Before Ace Of Base fused reggae and dance a decade later, fellow Scandi act Laid Back visited the Caribbean - musically - on this European smash. You might also be familiar with the single's much-sampled B-side.
Number 47 "Break My Stride" by Matthew Wilder
Peak: number 6
After paying his dues as a backing singer and vocalist for TV ads, singer/songwriter Matthew Wilder landed his own record deal with Arista Records, but his one and only single for them, "Work So Hard", wasn't a hit. Written out of frustration at not being able to please Arista head honcho Clive Davis with any of his subsequent material, "Break My Stride" was also rejected by his label. As a result, Matthew asked to be released from his record deal.
His new label at Epic Records had no issue with the reggae-lite song and label owner Joe Isgro was able to turn it into a hit. The much-covered and -sampled tune was Matthew's only hit in Australia, and was also the sole hit for dance act Unique II, who covered it in 1996. Matthew did have a couple of other top 100 entries in the US, like "The Kid's American", which was also taken from his debut album, I Don't Speak The Language. There was no music video made for "Break My Stride", but you can enjoy Matthew's appearance on Solid Gold below - complete with interruption from host Marilyn McCoo.
Number 45 "Catch Me I'm Falling" by Real Life
Peak: number 8
After the temporary setback that was their second single, "Openhearted", synthpop band Real Life were back in the top 10 with the latest track lifted from debut album Heartland. Almost as brilliant as "Send Me An Angel", "Catch Me I'm Falling" also gave them a second top 40 hit in the US, but that's where the good times ended. The album's final single, "Always", wasn't released in Australia (but came out in Germany) and by the time Real Life returned in 1985, they only managed one minor hit from second album Flame.
Number 42 "Dancing With Myself" by Billy Idol
Peak: number 42
Billy Idol was certainly a persistent guy. Not one to take no for an answer, he (or, at least, his record company) routinely re-released his songs, hoping to eventually turn them into hits. That practice started with "Dancing With Myself", which had been the final single by Billy's former band, Generation X, in 1980 and then his debut solo release the following year. In the gap between his first two albums, Billy Idol and Rebel Yell, "Dancing With Myself" came out again - and finally reached the ARIA top 50. It didn't get very high, but it did hang around, spending 16 weeks between the 40s and 60s. Other early singles like "Mony Mony" and "Hot In The City" would also get the re-release treatment in Australia, while in the UK, "White Wedding" and "Catch My Fall" came out more than once.
Number 39 "Let's Stay Together" by Tina Turner
Peak: number 19

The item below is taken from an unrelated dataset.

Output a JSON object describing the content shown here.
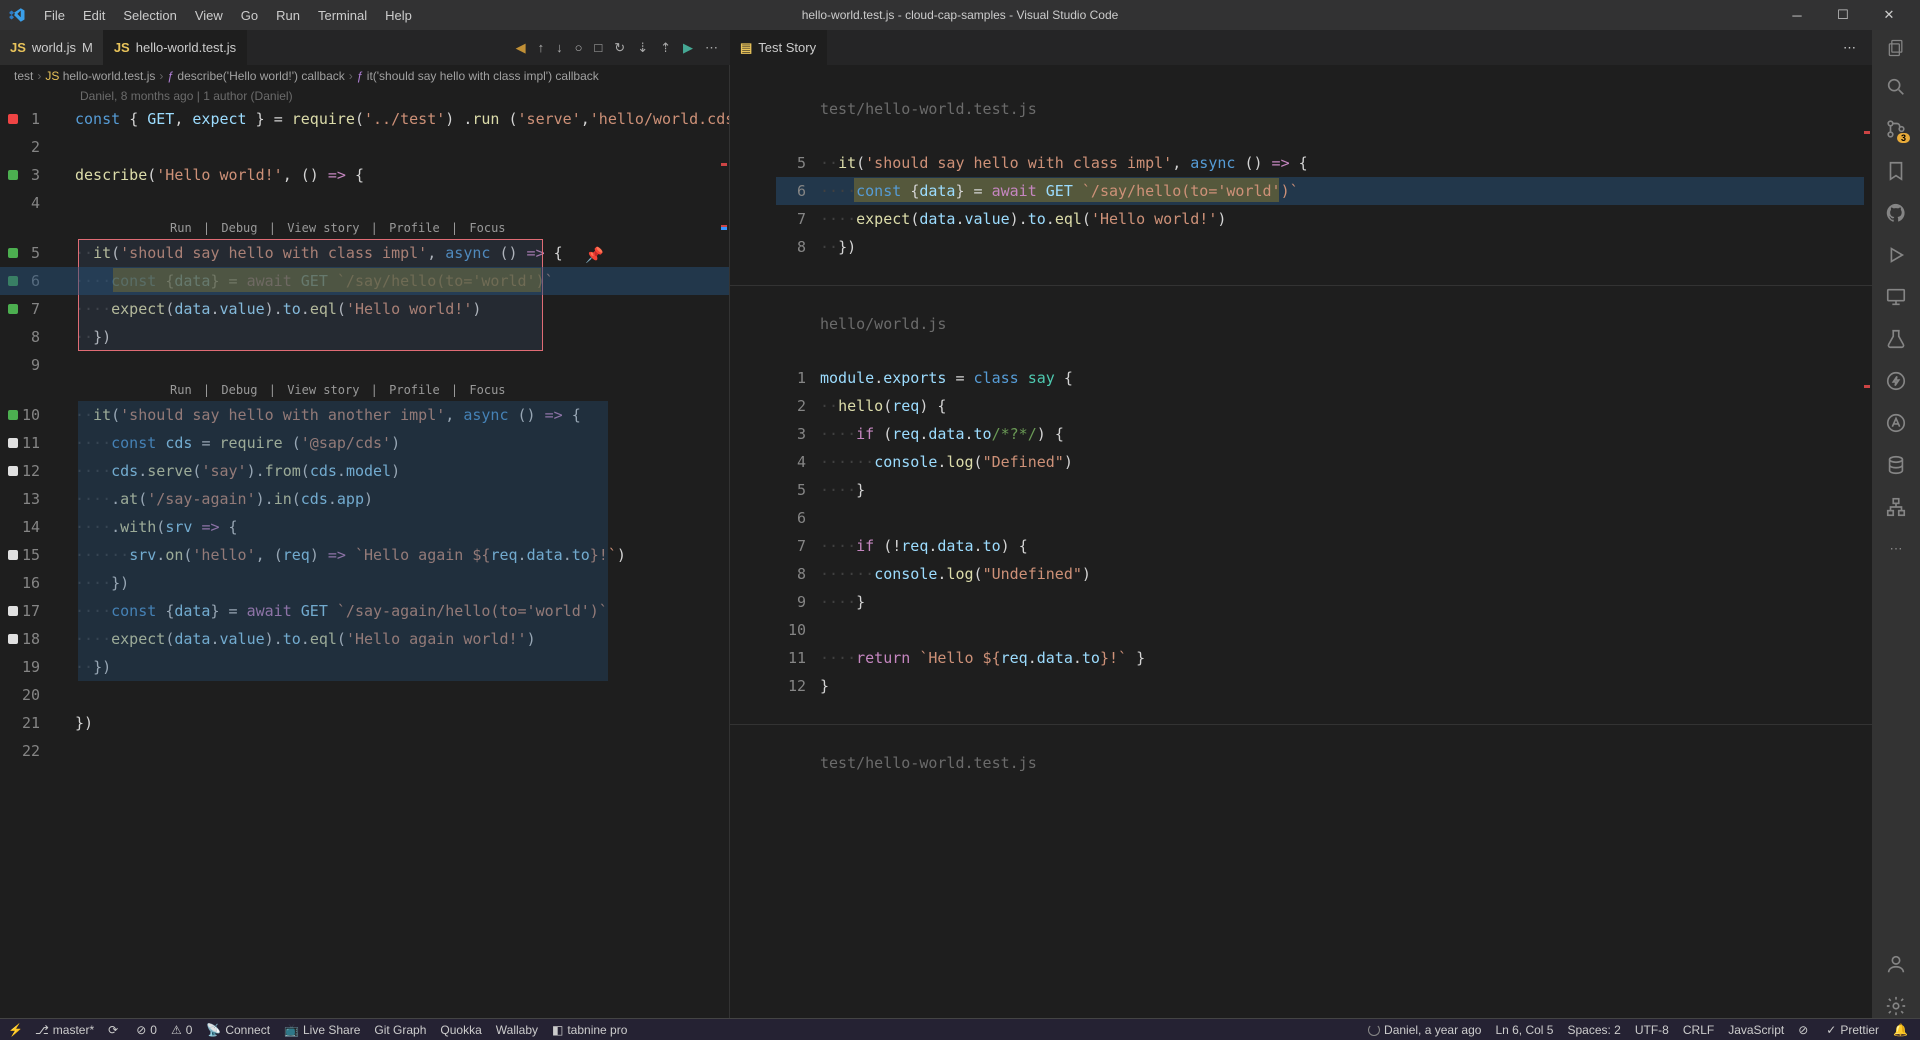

Tina Turner's solo career hadn't offered up much in the way of chart action up until this point, but a new manager, a new record deal and a collaboration with the guys behind Heaven 17 changed all that. Having not released any music since 1979's Love Explosion album, Tina was one of the singers who provided guest vocals on an album of covers by British Electric Foundation (aka Ian Craig Marsh and Martyn Ware).
The track she performed on was a remake of "Ball Of Confusion", and while not a hit, it did prompt Tina to work on another cover with the duo - a version of Al Green's 1971 single "Let's Stay Together". The synth-laden update of the song, which had been a US chart-topper for Al, was just what her career needed, and also reached the UK top 10 and US top 30. Suddenly, it was full steam ahead, with Tina given two weeks to record what would end up as Private Dancer.
Peak: number 31
You don't hear much about him anymore, but in the early '80s, Shakin' Stevens (real name: Michael Barratt) was massive. Among his four top 10 hits were two consecutive number 1s, "This Ole House" and "You Drive Me Crazy". The fervour had died down - in Australia, at least - by 1984, with this less rock'n'roll and more pop-influenced single just missing the top 30. In the UK, "Cry Just A Little Bit" reached number 3 and Shakey would continue to score top 10 singles there until 1987.
Listen to this week's new entries on my Spotify playlist of all the top 50 hits from 1984:
Next week: breakdancing reaches the ARIA chart, plus the biggest hit in four years for one British band and a surprisingly disappointing performance by another UK group.